Picture your last visit to a museum. You probably walked the halls, quietly studied the art, read the labels for more information, maybe talked to someone about your interpretations. But what if an exhibition invited you to contribute your own voice, building a story to be continued by visitors yet to come?

Students in the spring 2016 Museum Studies Seminar wanted to find the point of convergence for these varied experiences in one exhibition. In Tell Me a Story, labels and panels were replaced with prompts aimed at inspiring visitors to write stories and contribute drawings that captured their responses to the artwork on view.

When standing in front of Jennifer Bartlett’s The Four Seasons: Autumn, observers were asked, “Is the artist trying to tell you a story in this artwork? Or can you make up a story even better than what she intended?

The questions elicited recollections of dogs, philosophical musings about life as a puzzle or a game, and cartoon drawings of what happens next in the scene.

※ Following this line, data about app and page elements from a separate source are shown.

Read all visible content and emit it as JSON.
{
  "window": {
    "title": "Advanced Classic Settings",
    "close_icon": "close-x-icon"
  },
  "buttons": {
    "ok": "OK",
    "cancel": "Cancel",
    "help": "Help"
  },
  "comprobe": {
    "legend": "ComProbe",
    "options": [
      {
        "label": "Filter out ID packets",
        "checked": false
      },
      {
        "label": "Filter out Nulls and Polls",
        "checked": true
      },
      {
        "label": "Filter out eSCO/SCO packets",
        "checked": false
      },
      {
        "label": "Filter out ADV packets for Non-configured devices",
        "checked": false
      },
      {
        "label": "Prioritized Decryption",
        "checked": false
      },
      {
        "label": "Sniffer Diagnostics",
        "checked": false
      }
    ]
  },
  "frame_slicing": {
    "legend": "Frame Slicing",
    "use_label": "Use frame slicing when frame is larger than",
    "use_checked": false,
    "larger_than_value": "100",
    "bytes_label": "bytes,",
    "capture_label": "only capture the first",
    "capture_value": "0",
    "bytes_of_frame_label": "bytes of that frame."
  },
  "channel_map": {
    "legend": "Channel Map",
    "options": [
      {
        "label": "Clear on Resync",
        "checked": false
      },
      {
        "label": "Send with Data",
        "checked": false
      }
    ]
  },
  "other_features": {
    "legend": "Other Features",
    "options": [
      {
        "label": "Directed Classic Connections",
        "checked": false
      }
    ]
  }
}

Miranda Rosenblum, ’18, a Museum Studies student, says, “A lot of times museums are sterile places where you look at art and say, ‘Someone thought this had lots of value, and I’m looking at it because that’s what culture is.’ Our exhibit tries to break down that fourth wall and engage visitors, saying, ‘What about this piece or work inspires a story in you?’”